LONDON (Reuters) - Britain's commodity-heavy FTSE 100 .FTSE index climbed to a three-week high on Friday, with a rally in metals prices on soothing Chinese data and supply concerns boosting shares in basic resources companies.
The blue-chip FTSE 100 index ended 0.4 percent higher at 7,258.75 points after hitting an intra-day peak of 7,274.80, the highest since Jan. 17. The benchmark index, up 1 percent this week, marked a second week of gains.
The UK mining index .FTNMX1770 gained 3.6 percent as copper rose after China reported better-than-expected trade data for January and workers at BHP Billiton’s (BLT.L) mine in Chile went on a strike that threatened to disrupt copper supply. Prices of other industrial metals were also sharply higher.
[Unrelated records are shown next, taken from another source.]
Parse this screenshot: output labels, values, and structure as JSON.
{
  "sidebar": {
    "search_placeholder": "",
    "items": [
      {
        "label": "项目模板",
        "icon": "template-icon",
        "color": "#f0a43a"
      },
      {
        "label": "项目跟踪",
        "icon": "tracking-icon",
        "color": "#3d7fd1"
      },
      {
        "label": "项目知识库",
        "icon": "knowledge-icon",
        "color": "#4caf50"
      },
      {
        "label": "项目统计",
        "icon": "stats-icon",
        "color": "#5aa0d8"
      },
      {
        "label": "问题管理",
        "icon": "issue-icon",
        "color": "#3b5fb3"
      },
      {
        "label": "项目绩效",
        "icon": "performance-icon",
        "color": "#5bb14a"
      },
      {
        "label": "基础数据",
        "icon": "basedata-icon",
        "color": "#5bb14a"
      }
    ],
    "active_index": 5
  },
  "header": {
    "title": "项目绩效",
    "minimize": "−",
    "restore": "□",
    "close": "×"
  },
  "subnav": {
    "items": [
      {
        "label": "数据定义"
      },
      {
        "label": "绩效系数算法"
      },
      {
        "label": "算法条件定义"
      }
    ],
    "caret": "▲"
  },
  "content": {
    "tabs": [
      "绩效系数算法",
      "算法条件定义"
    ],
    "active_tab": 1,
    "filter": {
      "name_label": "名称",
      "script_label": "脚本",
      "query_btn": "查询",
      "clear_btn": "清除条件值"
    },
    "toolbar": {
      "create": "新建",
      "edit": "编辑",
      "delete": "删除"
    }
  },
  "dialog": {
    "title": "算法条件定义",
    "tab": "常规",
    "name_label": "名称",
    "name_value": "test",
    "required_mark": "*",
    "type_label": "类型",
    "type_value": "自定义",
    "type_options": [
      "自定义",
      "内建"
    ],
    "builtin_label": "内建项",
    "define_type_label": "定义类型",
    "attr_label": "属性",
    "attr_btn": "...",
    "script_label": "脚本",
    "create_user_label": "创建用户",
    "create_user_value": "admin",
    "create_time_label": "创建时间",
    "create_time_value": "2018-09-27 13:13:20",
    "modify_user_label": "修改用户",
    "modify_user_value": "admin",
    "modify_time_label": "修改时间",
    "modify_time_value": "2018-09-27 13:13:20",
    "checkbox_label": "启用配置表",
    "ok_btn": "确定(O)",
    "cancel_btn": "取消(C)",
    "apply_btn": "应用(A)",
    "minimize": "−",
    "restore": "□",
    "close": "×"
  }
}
Sentiment also improved after data highlighted that British manufacturing grew more strongly than expected in December, suggesting the economy remained resilient to the end of the year despite June’s Brexit vote shock.
“There is plenty to be cheery about UK plc. Industrial production growth hit a six-year high in the final month of 2016 ... While slower than the 2.1 percent seen in Nov, it was miles ahead of the flat growth expected,” said Neil Wilson, analyst at ETX Capital.
“Today’s data confirm that the UK economy remains very resilient and lends support to the Bank of England’s decision to revise up its 2017 growth outlook.”
Shares in Reckitt Benckiser (RB.L), however, were the biggest losers among the blue chips, down 3 percent after reaching a deal to buy U.S. infant formula maker Mead Johnson Nutrition MJN.N for $16.6 billion.
Among mid-caps, speciality chemicals maker Elementis (ELM.L) rose more than 10 percent after saying it would buy U.S.-based SummitReheis for an enterprise value of $360 million. The deal would increase the annual sales of its personal care business to $200 million and boost its adjusted earnings.
On the downside, Just Eat (JE.L) fell 6.5 percent after the chief executive of the online food delivery company was to quit due to “urgent family matters”, prompting the chairman to step into his role on a temporary basis.
Reporting by Kit Rees and Atul Prakash